Bill: Feds could use marijuana in legal states
- By Nathan Abse
- Aug 20, 2018
Some federal employees would be permitted under federal law to use marijuana in states that have legalized the substance, without the risk of losing their jobs under a bill recently introduced in the House of Representatives.
Reps. Charlie Crist (D-Fla.) and Drew Ferguson (R-Ga.) have sponsored the Fairness in Federal Drug Testing Under State Laws Act (H.R. 6589). If passed, the bill would bar the government from denying employment or making federal employees “subject to any other adverse personnel action” if they had a positive drug test and lived in a state where marijuana is legal.
The legislation builds on a narrower failed amendment filed earlier this year by Crist that sought to protect military veterans who work for the Department of Veterans Affairs from being fired for state-legal marijuana use, the site notes, adding that the new bill covers civilian federal employees, across departments and agencies and excludes those seeking or who currently have a “top secret clearance or access to a highly sensitive program.”
Advocates, experts embrace bill
“We certainly don’t think federal employees should [continue to] be penalized when they are obeying the laws of their state, many of which permit marijuana use,” Mason Tvert, spokesperson and media relations director for a leading pro-cannabis organization, the Marijuana Policy Project, told FEND.
Another major expert and advocate for rolling back cannabis prohibitions, Sam Kamin—who is also a professor at the University of Denver’s law school and one of the architects of his state’s revamped marijuana laws—told FEND he is in support of such a proposal.
“I am not familiar with the Christ bill, specifically,” Kamin told FEND. “But, the situation that feds are in at the moment is the sort of problem that arises where we now have marijuana legal for medical purposes in about 30 states and for recreational use in about 10 states, while it remains illegal under federal law.”

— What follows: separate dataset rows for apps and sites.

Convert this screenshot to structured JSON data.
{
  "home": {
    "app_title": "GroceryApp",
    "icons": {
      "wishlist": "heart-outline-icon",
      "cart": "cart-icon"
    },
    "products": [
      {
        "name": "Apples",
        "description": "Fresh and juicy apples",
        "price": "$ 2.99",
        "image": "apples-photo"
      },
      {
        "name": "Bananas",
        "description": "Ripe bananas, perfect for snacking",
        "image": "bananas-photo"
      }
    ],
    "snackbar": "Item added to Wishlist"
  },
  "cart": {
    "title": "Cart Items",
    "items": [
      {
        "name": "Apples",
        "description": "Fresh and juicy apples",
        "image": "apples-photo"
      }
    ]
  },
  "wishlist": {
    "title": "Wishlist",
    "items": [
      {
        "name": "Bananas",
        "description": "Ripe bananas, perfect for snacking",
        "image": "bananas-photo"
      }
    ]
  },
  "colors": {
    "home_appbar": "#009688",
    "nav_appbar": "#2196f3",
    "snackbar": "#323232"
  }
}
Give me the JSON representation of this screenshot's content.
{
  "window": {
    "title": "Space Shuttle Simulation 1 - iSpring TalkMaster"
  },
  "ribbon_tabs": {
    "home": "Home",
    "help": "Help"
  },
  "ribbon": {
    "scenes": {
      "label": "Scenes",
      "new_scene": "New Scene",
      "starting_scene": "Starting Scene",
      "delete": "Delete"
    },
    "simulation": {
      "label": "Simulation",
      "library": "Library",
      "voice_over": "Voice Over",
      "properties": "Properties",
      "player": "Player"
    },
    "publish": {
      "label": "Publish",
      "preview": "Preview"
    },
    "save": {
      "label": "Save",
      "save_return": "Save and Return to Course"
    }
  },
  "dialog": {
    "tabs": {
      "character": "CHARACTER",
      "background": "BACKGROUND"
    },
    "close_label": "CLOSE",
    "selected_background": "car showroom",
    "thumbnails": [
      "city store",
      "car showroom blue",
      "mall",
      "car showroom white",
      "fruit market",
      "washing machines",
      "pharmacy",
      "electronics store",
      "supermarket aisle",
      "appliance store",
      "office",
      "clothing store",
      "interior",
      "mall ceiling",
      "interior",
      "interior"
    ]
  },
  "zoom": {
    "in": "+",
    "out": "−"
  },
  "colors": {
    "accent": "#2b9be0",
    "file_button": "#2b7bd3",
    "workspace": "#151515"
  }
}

“This means that marijuana is really being used by a lot of people and in most states—and that’s part of why it really needs to be legal under federal law,” he said.
“We have another bill in Congress, the States Act, which was proposed by Sen. Elizabeth Warren (D-Mass.) and co-sponsors,” Kamin said. “And under that one we [also] see a promise of strengthening of states and their role on this—one where states would become the ultimate arbiter of what is legal or illegal within their jurisdictions.”
“For now, unfortunately, we have this contradiction—a situation where a supermajority of Americans live in places where marijuana use is legal,” he continued. “Yet if you do use it, the federal prohibition that remains in place means that some people—and especially federal employees—can lose their job or their employment rights in general. In fact, you can lose all sorts of things, if you engage in conduct that is legal under state law but not under the federal law.”
Kamin expressed frustration also with the White House, and its continuing lack of clarity on the policy direction in the area of cannabis.
“Many people have made fools of themselves trying to figure out what this administration is going to do next, on many issues,” he noted. “Here we have at least two rhetorics going at once: On the campaign trail, Mr. Trump spoke about this as a state’s rights issue, meaning the states should lead; yet at the same time Attorney General Sessions continues to [fight against easing federal marijuana prohibitions] as a moral crusade.”
“The conflict between these two drives is very clear,” Kamin said. “But who wins out and who has the upper hand on the outcome? That’s a sort of palace intrigue question, at this point. There is no way to know.”